Viewing Images of British Colonial Violence
My paper will explore a range of photographs taken in the aftermath of the Battle of Omdurman, the final and decisive battle of the Anglo-Egyptian reconquest of the Sudan on 2 September 1898. This campaign was particularly controversial for the methods that were used against the Mahdia and which included the massacring of the enemy wounded and those trying to surrender, looting of the dead and the homes of local inhabitants, starvation tactics against the enemy and the wider population and the use of dum-dum bullets. The photographs under examination speak to the ensuing controversies of the campaign in which Kitchener was obliged to write directly to Queen Victoria to explain his actions, notably in relation to the bombing of the Mahdi’s tomb and the treatment of his remains. As historians have previously noted, the events in Omdurman constituted a massacre rather than a battle and areas of dispute include whether Emirs were specifically targeted for destruction in the campaign and the photographs contribute to this debate. Other debates include the extent to which extreme violence was perpetrated at the behest of Horatio Herbert Kitchener. I have previously explored the campaign in a comparative context and have noted the genocidal potential of this campaign, which may be understood within a wider framework of British colonial violence. I will consider the purpose of these photographs as originally intended and their potential use as ‘proof’ of British colonial violence. My paper will address the photographs in the wider context of violence throughout the British Empire and in the context of other images of British violence.

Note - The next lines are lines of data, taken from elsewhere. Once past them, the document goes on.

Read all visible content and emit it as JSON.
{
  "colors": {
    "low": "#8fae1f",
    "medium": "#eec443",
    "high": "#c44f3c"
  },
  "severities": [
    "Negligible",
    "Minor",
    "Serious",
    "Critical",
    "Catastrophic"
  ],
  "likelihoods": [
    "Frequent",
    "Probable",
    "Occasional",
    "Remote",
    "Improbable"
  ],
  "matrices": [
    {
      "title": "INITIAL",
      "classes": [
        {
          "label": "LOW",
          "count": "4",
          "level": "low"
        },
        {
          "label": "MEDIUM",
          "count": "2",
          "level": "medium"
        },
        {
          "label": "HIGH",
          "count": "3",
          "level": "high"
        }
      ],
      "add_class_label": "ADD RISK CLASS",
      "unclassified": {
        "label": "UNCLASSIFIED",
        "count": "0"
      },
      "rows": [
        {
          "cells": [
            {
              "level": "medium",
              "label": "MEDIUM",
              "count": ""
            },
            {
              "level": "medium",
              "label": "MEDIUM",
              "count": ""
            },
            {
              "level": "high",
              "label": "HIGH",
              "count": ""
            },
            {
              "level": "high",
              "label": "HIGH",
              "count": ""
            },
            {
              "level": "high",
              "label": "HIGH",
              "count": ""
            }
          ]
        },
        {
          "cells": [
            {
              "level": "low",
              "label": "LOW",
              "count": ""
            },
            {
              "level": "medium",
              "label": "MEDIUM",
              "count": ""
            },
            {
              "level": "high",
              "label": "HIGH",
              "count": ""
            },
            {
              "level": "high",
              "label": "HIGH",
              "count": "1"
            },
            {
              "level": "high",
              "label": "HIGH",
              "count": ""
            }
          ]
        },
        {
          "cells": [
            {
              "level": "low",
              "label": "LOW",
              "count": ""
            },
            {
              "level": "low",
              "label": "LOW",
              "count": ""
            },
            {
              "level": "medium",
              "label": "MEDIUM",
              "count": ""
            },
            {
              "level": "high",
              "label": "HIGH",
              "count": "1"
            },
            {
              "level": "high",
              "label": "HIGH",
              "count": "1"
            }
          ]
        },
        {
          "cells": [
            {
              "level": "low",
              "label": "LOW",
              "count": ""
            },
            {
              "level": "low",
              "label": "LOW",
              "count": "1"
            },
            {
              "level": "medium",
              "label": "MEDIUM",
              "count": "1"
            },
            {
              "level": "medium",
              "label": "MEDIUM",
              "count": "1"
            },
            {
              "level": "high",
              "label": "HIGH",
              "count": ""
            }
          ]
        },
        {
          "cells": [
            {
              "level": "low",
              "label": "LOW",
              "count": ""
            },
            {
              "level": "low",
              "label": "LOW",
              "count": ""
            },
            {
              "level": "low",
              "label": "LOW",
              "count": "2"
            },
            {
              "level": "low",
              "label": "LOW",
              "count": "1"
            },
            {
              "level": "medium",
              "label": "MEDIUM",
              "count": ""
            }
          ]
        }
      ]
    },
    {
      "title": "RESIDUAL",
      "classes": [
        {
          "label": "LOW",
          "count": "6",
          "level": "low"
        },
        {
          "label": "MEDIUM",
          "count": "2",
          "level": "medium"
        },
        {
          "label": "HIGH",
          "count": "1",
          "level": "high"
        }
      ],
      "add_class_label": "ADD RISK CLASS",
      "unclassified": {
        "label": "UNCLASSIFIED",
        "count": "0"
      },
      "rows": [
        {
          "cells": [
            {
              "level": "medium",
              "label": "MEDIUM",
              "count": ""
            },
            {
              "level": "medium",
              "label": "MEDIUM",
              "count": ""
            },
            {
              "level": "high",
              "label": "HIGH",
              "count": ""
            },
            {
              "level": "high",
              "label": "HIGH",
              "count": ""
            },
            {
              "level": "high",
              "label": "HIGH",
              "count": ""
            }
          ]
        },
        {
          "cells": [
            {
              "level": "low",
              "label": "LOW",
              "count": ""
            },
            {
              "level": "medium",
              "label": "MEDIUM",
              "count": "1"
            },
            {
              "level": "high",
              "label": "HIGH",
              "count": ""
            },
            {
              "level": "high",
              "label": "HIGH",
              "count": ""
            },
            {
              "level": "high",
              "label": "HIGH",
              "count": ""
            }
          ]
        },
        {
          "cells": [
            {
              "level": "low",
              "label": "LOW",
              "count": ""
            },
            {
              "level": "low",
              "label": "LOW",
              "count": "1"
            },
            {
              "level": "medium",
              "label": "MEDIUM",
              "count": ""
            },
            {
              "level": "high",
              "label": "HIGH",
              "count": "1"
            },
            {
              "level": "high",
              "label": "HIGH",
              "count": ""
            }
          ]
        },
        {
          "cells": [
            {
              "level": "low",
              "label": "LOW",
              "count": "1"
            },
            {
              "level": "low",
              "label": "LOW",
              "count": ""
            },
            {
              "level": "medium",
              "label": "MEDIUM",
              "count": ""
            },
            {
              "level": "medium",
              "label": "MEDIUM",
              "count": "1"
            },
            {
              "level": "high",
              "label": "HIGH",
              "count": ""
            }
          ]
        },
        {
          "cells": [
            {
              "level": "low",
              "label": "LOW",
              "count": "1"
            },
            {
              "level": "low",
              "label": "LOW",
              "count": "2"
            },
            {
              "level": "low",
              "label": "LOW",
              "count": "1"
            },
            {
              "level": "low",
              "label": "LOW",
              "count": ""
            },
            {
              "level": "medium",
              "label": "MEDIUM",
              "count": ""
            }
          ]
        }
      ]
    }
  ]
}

That such photographs are not commonly viewed and discussed speaks to the wider issues regarding popular perceptions of the ‘benevolent’ British Empire particularly in comparison to its European counterparts.